▸ **Data**
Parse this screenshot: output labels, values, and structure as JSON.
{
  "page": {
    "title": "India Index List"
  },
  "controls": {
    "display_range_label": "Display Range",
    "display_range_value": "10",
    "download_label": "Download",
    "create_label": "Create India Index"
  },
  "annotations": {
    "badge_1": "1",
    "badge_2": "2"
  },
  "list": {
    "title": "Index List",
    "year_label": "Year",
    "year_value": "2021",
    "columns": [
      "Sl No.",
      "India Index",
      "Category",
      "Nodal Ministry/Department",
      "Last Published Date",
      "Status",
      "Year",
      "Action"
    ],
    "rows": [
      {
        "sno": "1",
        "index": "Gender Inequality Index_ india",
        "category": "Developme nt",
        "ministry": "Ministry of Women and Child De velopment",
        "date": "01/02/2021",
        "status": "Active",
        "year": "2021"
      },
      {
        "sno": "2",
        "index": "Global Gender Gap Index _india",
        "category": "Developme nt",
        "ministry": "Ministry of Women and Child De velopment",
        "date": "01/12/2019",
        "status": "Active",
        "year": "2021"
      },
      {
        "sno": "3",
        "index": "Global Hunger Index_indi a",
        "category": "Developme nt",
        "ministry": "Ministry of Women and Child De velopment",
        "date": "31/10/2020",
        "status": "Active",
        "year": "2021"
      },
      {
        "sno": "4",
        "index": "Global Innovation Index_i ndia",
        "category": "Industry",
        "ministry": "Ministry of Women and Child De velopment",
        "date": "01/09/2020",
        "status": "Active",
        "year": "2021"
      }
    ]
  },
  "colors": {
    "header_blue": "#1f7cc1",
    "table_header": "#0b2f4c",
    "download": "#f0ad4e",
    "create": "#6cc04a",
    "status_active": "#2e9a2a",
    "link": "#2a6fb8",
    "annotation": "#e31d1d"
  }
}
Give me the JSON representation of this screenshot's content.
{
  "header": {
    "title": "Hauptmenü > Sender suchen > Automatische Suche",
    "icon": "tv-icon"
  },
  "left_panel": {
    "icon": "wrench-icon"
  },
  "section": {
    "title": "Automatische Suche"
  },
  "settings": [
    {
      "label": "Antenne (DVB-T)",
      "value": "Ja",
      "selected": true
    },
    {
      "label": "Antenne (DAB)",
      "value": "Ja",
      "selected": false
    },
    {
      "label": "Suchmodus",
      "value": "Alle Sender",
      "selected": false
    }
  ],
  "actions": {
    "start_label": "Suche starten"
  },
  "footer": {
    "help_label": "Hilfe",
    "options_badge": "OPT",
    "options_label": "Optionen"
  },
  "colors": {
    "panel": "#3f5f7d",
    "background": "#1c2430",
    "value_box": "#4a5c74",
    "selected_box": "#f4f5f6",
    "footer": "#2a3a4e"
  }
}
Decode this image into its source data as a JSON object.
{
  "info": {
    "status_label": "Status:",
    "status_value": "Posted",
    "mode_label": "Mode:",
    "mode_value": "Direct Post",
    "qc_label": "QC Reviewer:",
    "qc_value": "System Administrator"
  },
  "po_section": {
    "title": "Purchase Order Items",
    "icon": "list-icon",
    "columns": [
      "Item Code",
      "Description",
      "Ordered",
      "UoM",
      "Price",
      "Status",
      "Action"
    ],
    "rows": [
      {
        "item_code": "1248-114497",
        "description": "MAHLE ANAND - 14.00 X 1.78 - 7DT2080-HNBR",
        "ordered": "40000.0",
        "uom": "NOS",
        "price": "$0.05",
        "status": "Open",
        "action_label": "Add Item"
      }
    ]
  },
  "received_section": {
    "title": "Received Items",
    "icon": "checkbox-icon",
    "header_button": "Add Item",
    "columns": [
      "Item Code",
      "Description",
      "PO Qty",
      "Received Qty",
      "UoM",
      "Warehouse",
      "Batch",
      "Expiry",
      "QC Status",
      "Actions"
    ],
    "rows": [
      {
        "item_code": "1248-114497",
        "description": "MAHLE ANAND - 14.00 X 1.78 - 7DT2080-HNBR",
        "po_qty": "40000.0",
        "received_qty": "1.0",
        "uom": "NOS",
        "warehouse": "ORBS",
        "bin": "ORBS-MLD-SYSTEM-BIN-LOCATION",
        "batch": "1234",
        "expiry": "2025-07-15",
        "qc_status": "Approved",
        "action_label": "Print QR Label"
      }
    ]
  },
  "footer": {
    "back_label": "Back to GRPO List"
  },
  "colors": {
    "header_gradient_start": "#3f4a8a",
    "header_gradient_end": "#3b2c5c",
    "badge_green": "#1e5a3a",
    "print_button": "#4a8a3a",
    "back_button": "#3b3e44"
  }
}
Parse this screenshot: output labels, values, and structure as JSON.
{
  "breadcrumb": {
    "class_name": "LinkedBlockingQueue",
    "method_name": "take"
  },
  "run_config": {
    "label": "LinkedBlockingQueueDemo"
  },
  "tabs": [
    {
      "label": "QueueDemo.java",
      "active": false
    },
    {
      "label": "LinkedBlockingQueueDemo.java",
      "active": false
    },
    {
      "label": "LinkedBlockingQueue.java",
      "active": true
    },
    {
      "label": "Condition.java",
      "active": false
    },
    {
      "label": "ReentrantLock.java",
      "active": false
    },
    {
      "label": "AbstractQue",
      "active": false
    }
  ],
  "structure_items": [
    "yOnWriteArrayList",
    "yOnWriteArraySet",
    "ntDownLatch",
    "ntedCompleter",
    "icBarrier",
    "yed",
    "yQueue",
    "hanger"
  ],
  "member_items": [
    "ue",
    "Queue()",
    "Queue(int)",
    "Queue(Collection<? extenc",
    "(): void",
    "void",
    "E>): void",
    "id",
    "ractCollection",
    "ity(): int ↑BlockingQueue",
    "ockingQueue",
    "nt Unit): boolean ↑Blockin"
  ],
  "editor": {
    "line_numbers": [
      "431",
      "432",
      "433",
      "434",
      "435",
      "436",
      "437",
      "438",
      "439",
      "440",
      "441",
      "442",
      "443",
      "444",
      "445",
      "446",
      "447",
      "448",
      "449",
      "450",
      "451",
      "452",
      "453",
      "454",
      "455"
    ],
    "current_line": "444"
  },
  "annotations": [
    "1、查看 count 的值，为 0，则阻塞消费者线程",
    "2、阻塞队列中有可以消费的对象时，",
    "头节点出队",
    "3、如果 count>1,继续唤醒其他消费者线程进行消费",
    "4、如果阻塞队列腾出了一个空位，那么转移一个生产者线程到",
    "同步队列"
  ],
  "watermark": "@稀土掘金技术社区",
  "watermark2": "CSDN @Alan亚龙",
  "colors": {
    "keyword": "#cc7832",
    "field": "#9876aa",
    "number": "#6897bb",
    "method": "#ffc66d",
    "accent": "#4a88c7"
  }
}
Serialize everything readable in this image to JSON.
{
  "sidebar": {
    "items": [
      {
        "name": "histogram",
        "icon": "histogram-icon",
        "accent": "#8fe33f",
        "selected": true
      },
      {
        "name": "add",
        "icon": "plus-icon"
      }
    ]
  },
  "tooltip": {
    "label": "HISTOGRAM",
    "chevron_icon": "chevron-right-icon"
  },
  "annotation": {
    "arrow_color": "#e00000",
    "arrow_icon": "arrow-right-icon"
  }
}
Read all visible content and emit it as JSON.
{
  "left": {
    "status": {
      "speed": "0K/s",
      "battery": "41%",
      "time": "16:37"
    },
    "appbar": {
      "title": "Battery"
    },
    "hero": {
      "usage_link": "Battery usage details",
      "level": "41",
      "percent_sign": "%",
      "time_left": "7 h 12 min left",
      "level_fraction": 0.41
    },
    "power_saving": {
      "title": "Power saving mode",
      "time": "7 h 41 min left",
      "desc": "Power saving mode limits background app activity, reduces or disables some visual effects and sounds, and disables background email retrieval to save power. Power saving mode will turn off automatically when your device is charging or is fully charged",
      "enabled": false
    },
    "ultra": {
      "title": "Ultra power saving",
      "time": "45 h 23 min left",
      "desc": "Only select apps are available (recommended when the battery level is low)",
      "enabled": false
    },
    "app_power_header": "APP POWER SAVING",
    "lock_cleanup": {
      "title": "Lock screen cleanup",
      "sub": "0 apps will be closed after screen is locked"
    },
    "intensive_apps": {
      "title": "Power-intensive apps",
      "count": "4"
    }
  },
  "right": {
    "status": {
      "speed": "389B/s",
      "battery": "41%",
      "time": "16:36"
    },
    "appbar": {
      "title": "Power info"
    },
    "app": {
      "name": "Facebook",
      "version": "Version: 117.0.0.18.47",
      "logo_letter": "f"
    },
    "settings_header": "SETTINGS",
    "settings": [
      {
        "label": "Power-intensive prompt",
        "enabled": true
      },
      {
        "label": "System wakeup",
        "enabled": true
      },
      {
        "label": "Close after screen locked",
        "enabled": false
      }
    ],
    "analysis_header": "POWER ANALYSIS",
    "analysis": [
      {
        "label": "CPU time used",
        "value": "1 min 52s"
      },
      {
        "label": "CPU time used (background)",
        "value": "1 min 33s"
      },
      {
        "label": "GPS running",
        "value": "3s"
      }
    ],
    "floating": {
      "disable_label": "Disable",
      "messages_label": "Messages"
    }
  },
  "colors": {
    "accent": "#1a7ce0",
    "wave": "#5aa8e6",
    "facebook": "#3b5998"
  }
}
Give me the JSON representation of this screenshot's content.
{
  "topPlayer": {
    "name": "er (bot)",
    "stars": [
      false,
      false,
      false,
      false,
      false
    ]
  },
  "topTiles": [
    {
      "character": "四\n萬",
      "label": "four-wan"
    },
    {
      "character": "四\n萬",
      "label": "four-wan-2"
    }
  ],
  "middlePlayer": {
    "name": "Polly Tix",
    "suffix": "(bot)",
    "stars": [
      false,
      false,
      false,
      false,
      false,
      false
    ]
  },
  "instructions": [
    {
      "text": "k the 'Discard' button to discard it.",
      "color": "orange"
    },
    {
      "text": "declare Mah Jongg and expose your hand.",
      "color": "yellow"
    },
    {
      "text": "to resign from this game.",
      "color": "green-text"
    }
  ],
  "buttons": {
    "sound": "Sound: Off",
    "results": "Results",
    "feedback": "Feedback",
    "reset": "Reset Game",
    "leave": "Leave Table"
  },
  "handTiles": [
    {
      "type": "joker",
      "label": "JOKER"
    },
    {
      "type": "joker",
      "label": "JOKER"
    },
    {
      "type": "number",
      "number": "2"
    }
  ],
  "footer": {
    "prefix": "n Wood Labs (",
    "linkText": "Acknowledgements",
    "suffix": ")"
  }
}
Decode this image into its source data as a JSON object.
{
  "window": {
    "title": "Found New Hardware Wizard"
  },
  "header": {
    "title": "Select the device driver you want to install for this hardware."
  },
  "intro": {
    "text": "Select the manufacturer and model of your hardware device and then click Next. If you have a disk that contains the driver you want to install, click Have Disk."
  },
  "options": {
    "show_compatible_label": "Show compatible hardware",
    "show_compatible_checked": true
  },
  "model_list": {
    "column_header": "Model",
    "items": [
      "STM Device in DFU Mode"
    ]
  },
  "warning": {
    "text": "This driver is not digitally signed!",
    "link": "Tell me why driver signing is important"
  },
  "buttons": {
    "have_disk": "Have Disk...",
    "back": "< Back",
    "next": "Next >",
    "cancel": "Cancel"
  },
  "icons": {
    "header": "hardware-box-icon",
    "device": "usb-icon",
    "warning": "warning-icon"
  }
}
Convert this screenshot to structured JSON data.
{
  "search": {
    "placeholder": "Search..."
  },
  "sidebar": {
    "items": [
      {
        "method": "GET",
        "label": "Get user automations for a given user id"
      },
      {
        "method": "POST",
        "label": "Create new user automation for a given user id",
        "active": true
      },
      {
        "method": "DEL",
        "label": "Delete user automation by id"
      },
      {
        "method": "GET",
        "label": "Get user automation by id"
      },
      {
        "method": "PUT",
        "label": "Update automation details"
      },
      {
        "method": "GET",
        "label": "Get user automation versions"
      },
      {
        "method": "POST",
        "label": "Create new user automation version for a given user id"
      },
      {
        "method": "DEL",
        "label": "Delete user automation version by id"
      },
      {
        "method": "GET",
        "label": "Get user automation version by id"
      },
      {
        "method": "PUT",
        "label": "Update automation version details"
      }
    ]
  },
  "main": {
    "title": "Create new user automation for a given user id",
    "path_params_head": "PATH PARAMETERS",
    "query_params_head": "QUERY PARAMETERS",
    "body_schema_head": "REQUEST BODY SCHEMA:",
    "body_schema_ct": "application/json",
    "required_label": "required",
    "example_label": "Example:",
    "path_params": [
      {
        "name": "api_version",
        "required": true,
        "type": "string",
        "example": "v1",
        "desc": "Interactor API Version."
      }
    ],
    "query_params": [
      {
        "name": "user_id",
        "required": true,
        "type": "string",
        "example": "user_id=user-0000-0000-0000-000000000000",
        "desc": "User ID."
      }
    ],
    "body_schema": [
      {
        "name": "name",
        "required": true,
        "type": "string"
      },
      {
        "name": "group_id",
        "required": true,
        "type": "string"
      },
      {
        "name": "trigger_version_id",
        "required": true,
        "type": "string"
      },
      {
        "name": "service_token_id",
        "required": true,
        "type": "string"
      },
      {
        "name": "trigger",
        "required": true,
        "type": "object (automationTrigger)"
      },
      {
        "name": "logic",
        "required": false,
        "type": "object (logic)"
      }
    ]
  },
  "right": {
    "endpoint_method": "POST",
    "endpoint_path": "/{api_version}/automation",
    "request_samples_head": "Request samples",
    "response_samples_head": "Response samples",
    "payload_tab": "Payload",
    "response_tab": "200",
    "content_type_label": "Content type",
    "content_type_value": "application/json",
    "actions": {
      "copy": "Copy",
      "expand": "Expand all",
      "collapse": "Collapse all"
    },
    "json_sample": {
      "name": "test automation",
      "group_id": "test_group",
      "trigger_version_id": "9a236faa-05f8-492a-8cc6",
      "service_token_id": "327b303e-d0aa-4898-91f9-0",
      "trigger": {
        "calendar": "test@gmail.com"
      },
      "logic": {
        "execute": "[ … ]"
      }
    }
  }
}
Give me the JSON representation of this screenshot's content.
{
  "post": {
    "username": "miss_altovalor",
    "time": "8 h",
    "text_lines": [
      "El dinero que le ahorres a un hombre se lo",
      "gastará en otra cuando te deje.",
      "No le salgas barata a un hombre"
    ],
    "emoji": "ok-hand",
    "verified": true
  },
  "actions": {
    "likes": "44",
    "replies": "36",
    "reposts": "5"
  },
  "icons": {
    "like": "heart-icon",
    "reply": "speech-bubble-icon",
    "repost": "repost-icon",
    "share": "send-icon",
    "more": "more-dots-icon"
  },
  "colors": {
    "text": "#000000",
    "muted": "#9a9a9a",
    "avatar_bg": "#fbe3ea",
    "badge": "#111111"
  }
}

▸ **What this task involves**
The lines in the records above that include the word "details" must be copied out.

▸ **Task result**
      "usage_link": "Battery usage details",
        "label": "Update automation details"
        "label": "Update automation version details"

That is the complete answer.